How many times have you heard an enthusiastic claims manager agonize over the decision of replacing an existing system only to find the new one was worse than the old? No one wants to own up to the responsibility of a bad decision. Many times this leads to procrastination or no decision. Stick with what you have…….or??
What is the solution? Throw price aside as it is the last decision, but instead put all emphasis on analysis, as system selection is critical. First determine what you need, what you want, and your intended objective, otherwise, you get exactly what you wish for, a system that probably does not accomplish your goal.
Planning a new system needs several considerations. In the old days, systems were generated using the same business practices of the manual systems. Nothing has changed, new systems are being developed with the same criteria in mind. I don’t want to be too far away from the mainstream, yet I want to give myself the latest technology is the standard mantra. One of the major parameters is to emerge with new capabilities. Be sure that there are no limitations on growth. When purchasing claims management software, price may not be the only question. Expensive doesn’t mean good! Instead of considering an expensive price tag, find the one that is easy to use yet still does the job.

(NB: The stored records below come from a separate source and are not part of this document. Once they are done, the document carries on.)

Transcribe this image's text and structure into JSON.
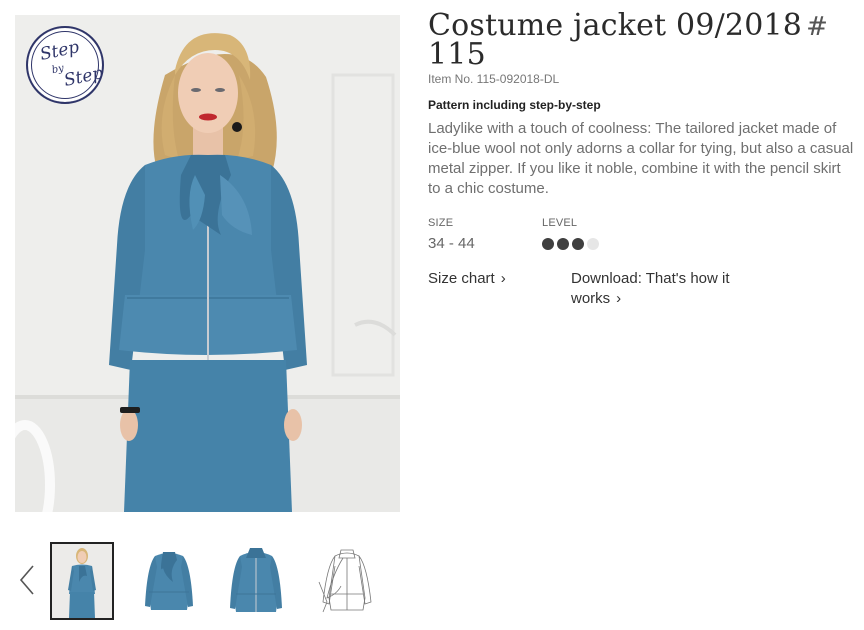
{
  "product": {
    "title": "Costume jacket 09/2018",
    "hash": "#",
    "number": "115",
    "item_no": "Item No. 115-092018-DL",
    "pattern_label": "Pattern including step-by-step",
    "description": "Ladylike with a touch of coolness: The tailored jacket made of ice-blue wool not only adorns a collar for tying, but also a casual metal zipper. If you like it noble, combine it with the pencil skirt to a chic costume."
  },
  "badge": {
    "line1": "Step",
    "line2": "by",
    "line3": "Step"
  },
  "specs": {
    "size_label": "SIZE",
    "size_value": "34 - 44",
    "level_label": "LEVEL",
    "level": 3,
    "level_max": 4
  },
  "links": {
    "size_chart": "Size chart",
    "download": "Download: That's how it works"
  },
  "thumbnails": [
    {
      "name": "model-photo",
      "active": true
    },
    {
      "name": "jacket-front-bow",
      "active": false
    },
    {
      "name": "jacket-front-open",
      "active": false
    },
    {
      "name": "technical-drawing",
      "active": false
    }
  ],
  "colors": {
    "jacket": "#4a87ad",
    "badge": "#2f3569"
  }
}
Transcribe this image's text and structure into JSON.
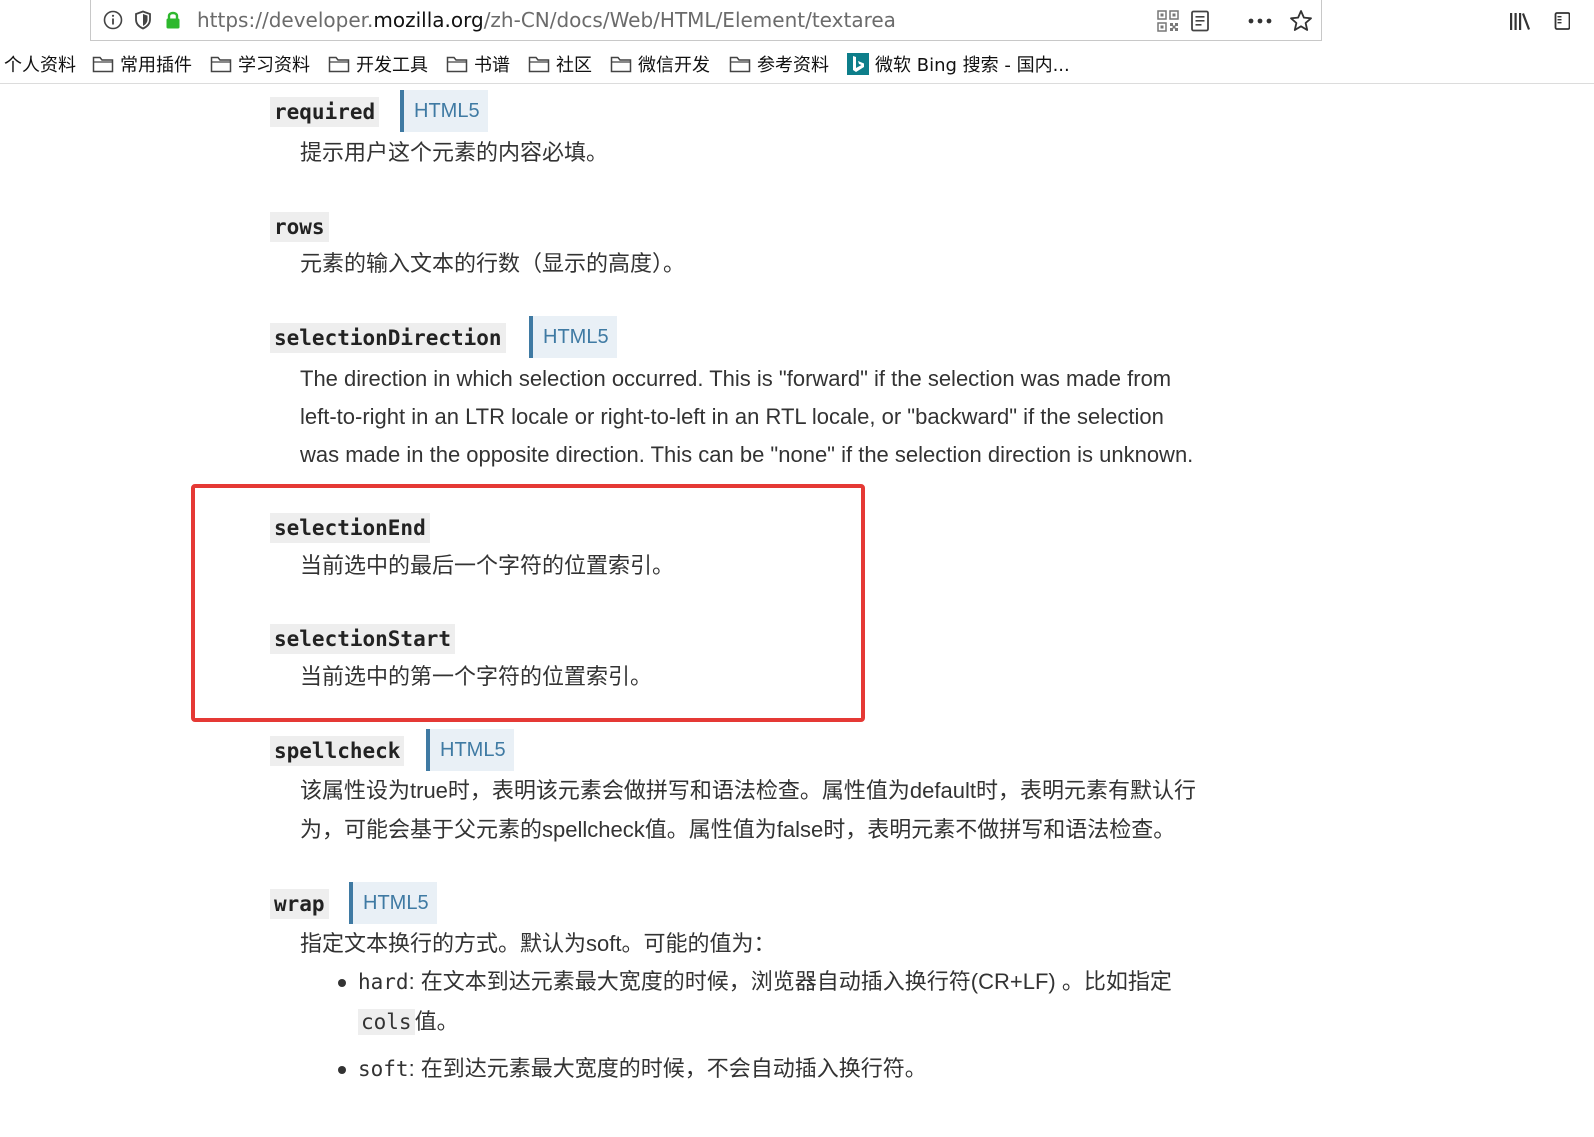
{
  "browser": {
    "url_prefix": "https://developer.",
    "url_domain": "mozilla.org",
    "url_path": "/zh-CN/docs/Web/HTML/Element/textarea",
    "icons": [
      "info-icon",
      "shield-icon",
      "lock-icon",
      "qr-code-icon",
      "reader-view-icon",
      "more-icon",
      "star-icon",
      "library-icon",
      "sidebar-icon"
    ]
  },
  "bookmarks": [
    {
      "label": "个人资料",
      "icon": "none"
    },
    {
      "label": "常用插件",
      "icon": "folder-icon"
    },
    {
      "label": "学习资料",
      "icon": "folder-icon"
    },
    {
      "label": "开发工具",
      "icon": "folder-icon"
    },
    {
      "label": "书谱",
      "icon": "folder-icon"
    },
    {
      "label": "社区",
      "icon": "folder-icon"
    },
    {
      "label": "微信开发",
      "icon": "folder-icon"
    },
    {
      "label": "参考资料",
      "icon": "folder-icon"
    },
    {
      "label": "微软 Bing 搜索 - 国内...",
      "icon": "bing-icon"
    }
  ],
  "attributes": {
    "required": {
      "name": "required",
      "badge": "HTML5",
      "desc": "提示用户这个元素的内容必填。"
    },
    "rows": {
      "name": "rows",
      "desc": "元素的输入文本的行数（显示的高度）。"
    },
    "selectionDirection": {
      "name": "selectionDirection",
      "badge": "HTML5",
      "desc": [
        "The direction in which selection occurred. This is \"forward\" if the selection was made from",
        "left-to-right in an LTR locale or right-to-left in an RTL locale, or \"backward\" if the selection",
        "was made in the opposite direction. This can be \"none\" if the selection direction is unknown."
      ]
    },
    "selectionEnd": {
      "name": "selectionEnd",
      "desc": "当前选中的最后一个字符的位置索引。"
    },
    "selectionStart": {
      "name": "selectionStart",
      "desc": "当前选中的第一个字符的位置索引。"
    },
    "spellcheck": {
      "name": "spellcheck",
      "badge": "HTML5",
      "desc": [
        "该属性设为true时，表明该元素会做拼写和语法检查。属性值为default时，表明元素有默认行",
        "为，可能会基于父元素的spellcheck值。属性值为false时，表明元素不做拼写和语法检查。"
      ]
    },
    "wrap": {
      "name": "wrap",
      "badge": "HTML5",
      "desc": "指定文本换行的方式。默认为soft。可能的值为：",
      "items": [
        {
          "code": "hard",
          "text_1": ": 在文本到达元素最大宽度的时候，浏览器自动插入换行符(CR+LF) 。比如指定",
          "code_2": "cols",
          "text_2": "值。"
        },
        {
          "code": "soft",
          "text_1": ": 在到达元素最大宽度的时候，不会自动插入换行符。"
        }
      ]
    }
  },
  "colors": {
    "highlight": "#e53935",
    "badge_text": "#3f7aa3",
    "badge_bg": "#e9f0f6",
    "lock": "#2eb82e"
  }
}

Defining exactly what your needs are, how the system will be used, what major accomplishments are intended, what kind of reporting, who will we be interfacing with or transferring data all are major when considering a purchase. Depending on the size of the organization, a RMIS system can be thousands, or hundreds of thousands of dollars, with the size of the organization being the determining factor. This may be one of the most expensive budget items for the entire department. The benefits of the expenditure must be substantial to offset the costs. This decision will be the turning point in the consideration of replacing an existing system that may work OK. It must have value! The corporate decision to replace a system, deploy it, fine tune it normally takes 1 to 2 years and it’s no wonder considering the factors that make up the decision.
It may be in your best interest to look at all the systems out there currently and then create your requirement document. Instead of trying to define what you think you need, take a look at what’s out there and try to assemble from all of those brilliant ideas a comprehensive systemthat makes sense to you. There’s no substitute for knowledge and the more aware you are of what’s taking place in the marketplace the better your analytical decision will be.
So many times people take the position of being too consumed with their day to day tasks to intelligently analyze, so the easy road becomes the simplest method, go with the vendors recommendation. Unfortunately, the result is never the desired intent. If the client does not have an exact idea of what they would like to accomplish, the vendor has considerable latitude, many times not in the client’s best interest.
Once you have thoroughly evaluated all the systems out there and your exact needs, it is now time to consider the price. What provides you with what you need in terms of software, support services, customization, and other peripheral items related to the deployment of the product at a reasonable price? Too cheap is probably just that and too expensive may not get you the quality you were expecting. If you do a good job researching you will ultimately end up with a good product, longevity and less of a reason to go shopping because your existing system does not do what you need in the foreseeable future.